[MATERIAL FOR THE TASK]

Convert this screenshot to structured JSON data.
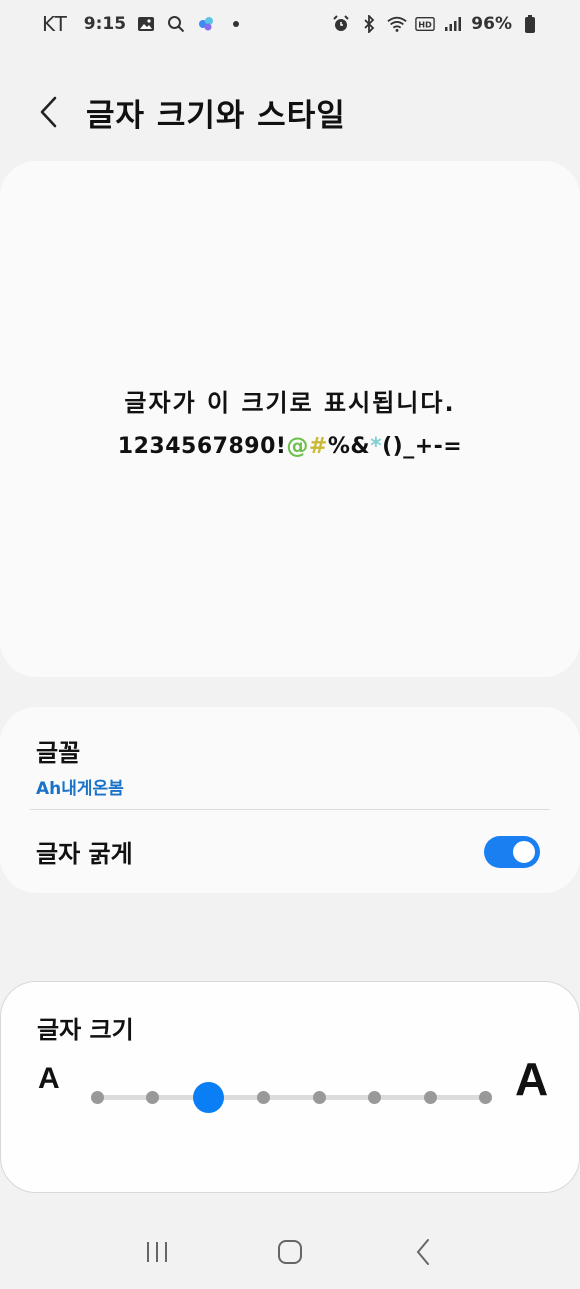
{
  "status_bar": {
    "carrier": "KT",
    "time": "9:15",
    "battery": "96%"
  },
  "header": {
    "title": "글자 크기와 스타일"
  },
  "preview": {
    "line1": "글자가 이 크기로 표시됩니다.",
    "line2_digits": "1234567890!",
    "line2_at": "@",
    "line2_hash": "#",
    "line2_mid": "%&",
    "line2_star": "*",
    "line2_rest": "()_+-="
  },
  "font_setting": {
    "label": "글꼴",
    "value": "Ah내게온봄"
  },
  "bold_setting": {
    "label": "글자 굵게",
    "enabled": true
  },
  "size_setting": {
    "label": "글자 크기",
    "small_glyph": "A",
    "large_glyph": "A",
    "steps": 8,
    "selected_step": 3
  },
  "colors": {
    "accent": "#0a7ef5",
    "link": "#1a73c8"
  }
}
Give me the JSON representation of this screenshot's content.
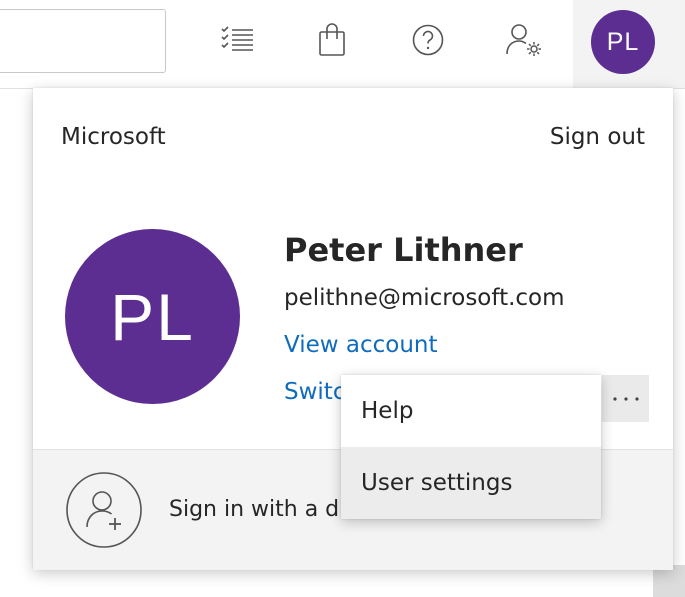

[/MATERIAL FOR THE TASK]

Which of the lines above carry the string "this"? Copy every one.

Convert this screenshot to structured JSON data.
Give me the JSON representation of this screenshot's content.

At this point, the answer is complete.